China slams nuclear nod
The UN nuclear watchdog says it is satisfied with the AUKUS alliance’s plan to supply Australia with nuclear submarines.
Until the AUKUS deal for nuclear subs, no party to the nuclear Non-Proliferation Treaty, including Australia, has had any nuclear-powered submarines, other than the five permanent (P5) members of the UN Security Council, also known as nuclear-weapon states: the United States, Russia, China, France and Britain.
Nuclear submarines, which can remain at sea far longer than other submarines, pose a proliferation challenge because they operate beyond the reach of IAEA inspectors.
Special arrangements must therefore be made with the IAEA for their often very highly enriched fuel to leave dry land.
“The Agency, on the basis of technical consultations and exchanges it has conducted with the AUKUS parties to date, is satisfied with the level of their engagement,” the International Atomic Energy Agency (IAEA) said in a confidential recent report to member states.
“Such technical consultations will continue for the foreseeable future. The Agency recognises that AUKUS is at an early stage and that precisely how it will develop has yet to be decided by the parties involved.”
Australia says its submarines' nuclear reactors would essentially be a sealed box handed over to it, limiting the proliferation risk.
Australia reportedly told the IAEA: “Australia would be provided with complete, welded power units. These power units are designed so that removal of any nuclear material would be extremely difficult and would render the power unit, and the submarine, inoperable”.

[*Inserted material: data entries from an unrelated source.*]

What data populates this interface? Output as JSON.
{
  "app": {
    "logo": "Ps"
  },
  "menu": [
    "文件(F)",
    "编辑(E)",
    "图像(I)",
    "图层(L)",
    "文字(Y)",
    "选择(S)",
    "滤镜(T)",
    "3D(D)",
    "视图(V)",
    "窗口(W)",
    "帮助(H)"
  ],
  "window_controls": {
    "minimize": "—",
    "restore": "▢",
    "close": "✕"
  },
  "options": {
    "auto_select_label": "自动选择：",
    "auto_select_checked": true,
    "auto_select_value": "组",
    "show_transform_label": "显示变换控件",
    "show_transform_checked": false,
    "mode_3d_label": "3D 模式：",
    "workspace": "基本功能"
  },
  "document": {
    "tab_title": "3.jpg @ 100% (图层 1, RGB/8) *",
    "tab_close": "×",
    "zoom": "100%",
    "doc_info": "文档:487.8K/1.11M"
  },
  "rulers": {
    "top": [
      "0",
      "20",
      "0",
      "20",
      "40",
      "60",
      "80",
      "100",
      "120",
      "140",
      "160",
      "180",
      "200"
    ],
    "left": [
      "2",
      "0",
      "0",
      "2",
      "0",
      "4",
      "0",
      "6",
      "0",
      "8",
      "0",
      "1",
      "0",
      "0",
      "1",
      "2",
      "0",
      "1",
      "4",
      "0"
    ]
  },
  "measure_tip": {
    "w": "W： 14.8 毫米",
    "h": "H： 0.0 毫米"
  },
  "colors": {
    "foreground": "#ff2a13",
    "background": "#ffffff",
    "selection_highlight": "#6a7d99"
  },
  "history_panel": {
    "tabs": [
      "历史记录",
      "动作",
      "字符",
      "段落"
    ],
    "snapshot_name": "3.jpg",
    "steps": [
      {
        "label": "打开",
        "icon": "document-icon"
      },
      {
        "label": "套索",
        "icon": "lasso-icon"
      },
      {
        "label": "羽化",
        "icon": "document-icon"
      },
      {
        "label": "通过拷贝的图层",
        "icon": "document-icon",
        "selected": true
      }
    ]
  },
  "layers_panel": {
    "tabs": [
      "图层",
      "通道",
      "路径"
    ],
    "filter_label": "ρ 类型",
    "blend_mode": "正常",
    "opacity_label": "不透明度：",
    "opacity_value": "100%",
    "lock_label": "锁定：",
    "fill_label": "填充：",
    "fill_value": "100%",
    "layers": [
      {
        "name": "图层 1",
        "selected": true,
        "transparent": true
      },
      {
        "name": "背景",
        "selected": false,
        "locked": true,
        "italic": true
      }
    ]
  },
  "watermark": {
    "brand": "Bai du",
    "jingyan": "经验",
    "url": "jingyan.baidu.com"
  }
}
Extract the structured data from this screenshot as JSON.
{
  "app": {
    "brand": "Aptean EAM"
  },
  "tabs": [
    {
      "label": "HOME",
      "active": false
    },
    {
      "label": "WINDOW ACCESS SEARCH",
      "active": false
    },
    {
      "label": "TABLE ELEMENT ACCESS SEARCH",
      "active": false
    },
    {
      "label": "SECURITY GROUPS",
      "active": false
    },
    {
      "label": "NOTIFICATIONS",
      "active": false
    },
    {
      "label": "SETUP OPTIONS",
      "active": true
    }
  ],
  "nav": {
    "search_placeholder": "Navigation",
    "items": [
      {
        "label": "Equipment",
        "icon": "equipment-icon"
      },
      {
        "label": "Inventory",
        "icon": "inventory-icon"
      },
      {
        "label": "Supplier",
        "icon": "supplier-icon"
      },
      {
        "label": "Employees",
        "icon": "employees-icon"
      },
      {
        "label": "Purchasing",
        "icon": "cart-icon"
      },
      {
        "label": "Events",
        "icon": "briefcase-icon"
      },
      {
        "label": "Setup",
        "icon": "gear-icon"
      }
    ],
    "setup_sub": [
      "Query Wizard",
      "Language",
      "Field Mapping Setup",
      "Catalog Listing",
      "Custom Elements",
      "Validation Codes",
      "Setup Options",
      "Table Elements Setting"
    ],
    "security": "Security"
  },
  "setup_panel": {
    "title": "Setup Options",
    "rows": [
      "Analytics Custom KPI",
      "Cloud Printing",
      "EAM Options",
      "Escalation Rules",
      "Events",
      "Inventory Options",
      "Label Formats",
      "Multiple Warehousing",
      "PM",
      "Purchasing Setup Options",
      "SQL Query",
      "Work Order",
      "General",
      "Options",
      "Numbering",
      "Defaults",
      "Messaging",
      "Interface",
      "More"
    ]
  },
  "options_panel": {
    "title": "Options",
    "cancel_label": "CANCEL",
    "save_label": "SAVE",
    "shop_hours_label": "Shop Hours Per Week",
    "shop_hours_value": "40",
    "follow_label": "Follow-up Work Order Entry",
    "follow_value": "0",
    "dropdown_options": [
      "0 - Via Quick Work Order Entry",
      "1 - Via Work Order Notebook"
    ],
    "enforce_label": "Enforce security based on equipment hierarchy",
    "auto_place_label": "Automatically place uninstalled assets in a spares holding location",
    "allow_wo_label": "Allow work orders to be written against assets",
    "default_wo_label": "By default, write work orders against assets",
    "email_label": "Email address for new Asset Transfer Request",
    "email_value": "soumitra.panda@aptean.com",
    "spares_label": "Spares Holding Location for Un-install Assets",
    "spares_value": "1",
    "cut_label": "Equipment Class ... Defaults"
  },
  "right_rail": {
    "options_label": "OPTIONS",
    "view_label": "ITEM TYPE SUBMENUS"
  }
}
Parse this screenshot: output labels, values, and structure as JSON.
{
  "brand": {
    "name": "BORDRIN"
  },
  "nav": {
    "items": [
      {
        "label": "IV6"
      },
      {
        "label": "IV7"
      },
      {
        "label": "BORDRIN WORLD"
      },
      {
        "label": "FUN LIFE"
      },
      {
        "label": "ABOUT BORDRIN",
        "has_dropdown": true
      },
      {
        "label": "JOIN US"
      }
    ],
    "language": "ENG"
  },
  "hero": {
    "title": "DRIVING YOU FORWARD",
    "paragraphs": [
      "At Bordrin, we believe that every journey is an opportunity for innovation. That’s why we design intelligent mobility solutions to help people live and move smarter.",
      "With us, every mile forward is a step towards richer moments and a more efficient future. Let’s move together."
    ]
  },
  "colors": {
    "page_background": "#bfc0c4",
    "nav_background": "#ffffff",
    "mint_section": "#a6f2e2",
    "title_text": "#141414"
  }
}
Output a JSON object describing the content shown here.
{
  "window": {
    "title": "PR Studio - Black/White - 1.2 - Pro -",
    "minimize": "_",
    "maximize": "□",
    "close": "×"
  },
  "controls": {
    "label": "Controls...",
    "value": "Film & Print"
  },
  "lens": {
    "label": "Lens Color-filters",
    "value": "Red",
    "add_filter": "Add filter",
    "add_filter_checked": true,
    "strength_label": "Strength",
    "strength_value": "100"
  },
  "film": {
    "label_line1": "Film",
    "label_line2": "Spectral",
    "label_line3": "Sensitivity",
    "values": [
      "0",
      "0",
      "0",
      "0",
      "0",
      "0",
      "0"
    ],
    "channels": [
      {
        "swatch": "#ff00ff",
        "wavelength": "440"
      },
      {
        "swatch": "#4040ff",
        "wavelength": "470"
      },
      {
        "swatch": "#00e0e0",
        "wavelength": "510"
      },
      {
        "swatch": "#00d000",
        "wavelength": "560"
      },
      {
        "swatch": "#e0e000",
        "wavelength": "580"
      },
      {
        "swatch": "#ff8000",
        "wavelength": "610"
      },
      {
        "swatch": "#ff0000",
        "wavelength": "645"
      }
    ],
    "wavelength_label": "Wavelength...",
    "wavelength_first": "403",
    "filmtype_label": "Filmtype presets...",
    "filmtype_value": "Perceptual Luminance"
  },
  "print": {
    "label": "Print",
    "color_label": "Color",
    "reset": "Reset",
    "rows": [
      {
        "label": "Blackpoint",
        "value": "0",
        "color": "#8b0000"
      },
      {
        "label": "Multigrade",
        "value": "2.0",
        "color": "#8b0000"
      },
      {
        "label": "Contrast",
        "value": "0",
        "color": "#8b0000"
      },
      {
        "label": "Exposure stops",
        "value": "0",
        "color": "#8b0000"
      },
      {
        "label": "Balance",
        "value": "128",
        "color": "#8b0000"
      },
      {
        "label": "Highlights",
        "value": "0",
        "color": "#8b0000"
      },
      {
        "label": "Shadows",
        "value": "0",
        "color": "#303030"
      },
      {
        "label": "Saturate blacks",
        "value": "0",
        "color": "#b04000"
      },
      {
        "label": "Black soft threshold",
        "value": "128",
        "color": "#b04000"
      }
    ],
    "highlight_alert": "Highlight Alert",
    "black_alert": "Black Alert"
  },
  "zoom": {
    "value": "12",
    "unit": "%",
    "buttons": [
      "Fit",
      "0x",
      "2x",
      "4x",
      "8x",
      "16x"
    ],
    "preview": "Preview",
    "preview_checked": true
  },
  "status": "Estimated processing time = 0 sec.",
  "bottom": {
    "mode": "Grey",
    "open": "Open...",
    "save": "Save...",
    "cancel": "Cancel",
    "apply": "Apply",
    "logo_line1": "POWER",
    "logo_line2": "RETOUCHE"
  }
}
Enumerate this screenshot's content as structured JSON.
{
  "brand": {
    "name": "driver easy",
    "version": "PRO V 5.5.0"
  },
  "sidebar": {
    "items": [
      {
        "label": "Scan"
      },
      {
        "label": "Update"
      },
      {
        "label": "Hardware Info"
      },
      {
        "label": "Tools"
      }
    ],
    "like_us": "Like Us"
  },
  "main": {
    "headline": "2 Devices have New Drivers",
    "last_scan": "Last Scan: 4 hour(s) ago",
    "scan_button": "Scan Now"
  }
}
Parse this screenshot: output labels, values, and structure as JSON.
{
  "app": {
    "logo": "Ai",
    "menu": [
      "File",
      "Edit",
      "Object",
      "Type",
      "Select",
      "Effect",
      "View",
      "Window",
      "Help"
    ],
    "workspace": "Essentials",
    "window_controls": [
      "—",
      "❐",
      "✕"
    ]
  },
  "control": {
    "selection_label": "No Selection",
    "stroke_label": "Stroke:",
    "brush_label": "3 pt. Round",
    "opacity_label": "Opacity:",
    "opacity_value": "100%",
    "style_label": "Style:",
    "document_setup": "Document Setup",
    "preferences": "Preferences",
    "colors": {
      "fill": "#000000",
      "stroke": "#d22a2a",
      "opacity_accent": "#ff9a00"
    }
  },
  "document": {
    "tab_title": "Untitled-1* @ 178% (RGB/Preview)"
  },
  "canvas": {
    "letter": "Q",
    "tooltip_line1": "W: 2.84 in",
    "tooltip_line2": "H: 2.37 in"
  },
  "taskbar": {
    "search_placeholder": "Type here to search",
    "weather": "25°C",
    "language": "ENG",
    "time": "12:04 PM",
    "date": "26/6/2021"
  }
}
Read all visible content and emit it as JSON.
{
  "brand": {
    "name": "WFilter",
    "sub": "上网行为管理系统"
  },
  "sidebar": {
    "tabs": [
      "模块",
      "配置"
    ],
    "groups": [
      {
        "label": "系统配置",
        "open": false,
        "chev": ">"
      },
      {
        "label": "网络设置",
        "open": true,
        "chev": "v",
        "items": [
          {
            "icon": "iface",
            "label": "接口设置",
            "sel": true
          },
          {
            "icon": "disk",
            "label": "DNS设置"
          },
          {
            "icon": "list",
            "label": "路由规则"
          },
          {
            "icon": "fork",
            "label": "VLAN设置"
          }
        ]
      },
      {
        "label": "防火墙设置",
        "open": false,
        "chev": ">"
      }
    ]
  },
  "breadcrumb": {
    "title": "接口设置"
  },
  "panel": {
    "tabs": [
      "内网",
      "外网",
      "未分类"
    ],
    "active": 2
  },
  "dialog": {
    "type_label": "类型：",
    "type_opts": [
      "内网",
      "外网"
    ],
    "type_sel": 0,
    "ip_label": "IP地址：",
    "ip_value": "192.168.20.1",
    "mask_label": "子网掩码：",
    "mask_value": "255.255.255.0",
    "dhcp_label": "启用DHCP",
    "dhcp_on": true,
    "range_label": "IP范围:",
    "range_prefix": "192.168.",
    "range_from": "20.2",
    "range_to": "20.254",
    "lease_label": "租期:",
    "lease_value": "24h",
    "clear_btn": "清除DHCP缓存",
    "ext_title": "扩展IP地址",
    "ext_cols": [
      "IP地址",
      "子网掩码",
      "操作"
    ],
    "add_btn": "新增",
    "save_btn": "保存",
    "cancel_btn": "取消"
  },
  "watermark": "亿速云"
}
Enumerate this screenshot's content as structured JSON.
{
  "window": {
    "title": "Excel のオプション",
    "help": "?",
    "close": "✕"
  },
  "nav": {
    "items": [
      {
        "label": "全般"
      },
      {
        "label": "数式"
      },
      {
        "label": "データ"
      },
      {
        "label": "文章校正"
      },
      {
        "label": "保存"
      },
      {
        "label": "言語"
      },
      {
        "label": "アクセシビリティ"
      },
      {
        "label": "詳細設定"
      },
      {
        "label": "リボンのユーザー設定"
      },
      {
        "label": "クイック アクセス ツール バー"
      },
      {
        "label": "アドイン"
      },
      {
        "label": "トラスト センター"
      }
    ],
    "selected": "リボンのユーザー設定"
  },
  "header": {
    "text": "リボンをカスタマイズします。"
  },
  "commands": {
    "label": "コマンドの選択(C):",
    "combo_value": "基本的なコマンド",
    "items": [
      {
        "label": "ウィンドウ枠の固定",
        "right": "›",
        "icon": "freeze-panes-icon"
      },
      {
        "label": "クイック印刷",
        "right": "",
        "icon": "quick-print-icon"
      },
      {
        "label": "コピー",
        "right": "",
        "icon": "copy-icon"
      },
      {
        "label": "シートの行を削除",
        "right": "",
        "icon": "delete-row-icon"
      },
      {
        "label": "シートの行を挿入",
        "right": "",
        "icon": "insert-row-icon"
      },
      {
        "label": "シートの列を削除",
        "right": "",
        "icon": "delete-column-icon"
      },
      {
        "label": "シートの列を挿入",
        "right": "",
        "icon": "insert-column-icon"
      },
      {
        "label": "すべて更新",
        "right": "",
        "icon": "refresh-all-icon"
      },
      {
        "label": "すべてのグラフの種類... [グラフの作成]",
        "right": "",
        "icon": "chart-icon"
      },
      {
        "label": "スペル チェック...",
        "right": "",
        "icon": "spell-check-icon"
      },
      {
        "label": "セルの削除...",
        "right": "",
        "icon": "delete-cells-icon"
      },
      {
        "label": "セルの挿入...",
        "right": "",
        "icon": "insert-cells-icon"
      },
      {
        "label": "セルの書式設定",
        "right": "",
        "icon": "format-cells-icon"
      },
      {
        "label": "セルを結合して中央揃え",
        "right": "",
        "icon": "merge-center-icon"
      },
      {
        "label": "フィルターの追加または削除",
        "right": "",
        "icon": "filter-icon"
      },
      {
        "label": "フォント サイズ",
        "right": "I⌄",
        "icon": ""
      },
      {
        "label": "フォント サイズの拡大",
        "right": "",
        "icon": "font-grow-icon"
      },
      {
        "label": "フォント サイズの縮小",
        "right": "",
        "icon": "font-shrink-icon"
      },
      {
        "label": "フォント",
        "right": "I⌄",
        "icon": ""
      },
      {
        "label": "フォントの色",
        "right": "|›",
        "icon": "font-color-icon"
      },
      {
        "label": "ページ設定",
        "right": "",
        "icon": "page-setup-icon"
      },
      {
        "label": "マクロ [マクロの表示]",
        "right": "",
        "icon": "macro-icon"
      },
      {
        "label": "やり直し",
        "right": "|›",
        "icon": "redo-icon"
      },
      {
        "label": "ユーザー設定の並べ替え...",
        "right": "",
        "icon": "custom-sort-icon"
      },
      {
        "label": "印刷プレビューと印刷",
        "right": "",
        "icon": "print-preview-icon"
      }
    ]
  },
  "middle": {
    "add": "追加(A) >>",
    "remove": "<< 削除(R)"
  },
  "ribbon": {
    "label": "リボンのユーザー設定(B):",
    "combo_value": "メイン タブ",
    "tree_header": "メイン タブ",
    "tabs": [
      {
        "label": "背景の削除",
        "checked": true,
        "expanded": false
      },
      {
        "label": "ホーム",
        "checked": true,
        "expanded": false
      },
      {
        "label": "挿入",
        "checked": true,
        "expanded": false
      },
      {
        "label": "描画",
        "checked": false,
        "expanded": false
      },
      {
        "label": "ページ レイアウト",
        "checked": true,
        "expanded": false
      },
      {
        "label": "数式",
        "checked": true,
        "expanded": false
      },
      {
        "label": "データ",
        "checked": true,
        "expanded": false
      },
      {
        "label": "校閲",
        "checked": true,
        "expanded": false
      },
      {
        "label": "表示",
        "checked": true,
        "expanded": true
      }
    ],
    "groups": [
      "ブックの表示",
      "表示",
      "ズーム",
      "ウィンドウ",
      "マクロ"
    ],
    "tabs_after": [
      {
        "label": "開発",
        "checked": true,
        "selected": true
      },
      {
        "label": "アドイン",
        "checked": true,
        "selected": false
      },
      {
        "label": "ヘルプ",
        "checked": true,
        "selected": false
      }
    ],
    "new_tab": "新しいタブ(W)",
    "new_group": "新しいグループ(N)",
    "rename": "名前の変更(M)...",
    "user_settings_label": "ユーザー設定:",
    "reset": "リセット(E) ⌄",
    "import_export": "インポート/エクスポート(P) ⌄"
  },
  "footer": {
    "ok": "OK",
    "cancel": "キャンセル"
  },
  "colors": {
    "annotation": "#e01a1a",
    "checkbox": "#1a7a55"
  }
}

Those materials would be in a form that cannot be used in nuclear weapons without chemical processing “requiring facilities that Australia does not have and will not seek”, it added.
But China's permanent mission to the United Nations in Vienna says the IAEA report selectively cited the AUKUS countries' self-justifying statements while leaving out the international community's major concerns.
China also claims the report ignored many countries' solemn positions that AUKUS violates the objective of the Treaty on the Non-Proliferation of Nuclear Weapons (NPT), Xinhua News Agency reported on Wednesday.
“The IAEA chief cannot be reduced to a political tool of the AUKUS countries and be used to make misleading conclusions,” said Wang Qun, China's Permanent Representative to the United Nations in Vienna.
China’s Foreign Ministry spokesperson Mao Ning has slammed the report too, saying China is “gravely concerned about the substance”.
“This report lopsidedly cited the account given by the US, the UK and Australia to explain away what they have done, but made no mention of the international community's major concerns over the risk of nuclear proliferation that may arise from the AUKUS nuclear submarine cooperation,” she said.
“The report turns a blind eye to many countries' solemn position that the AUKUS cooperation violates the purpose and object of the NPT.”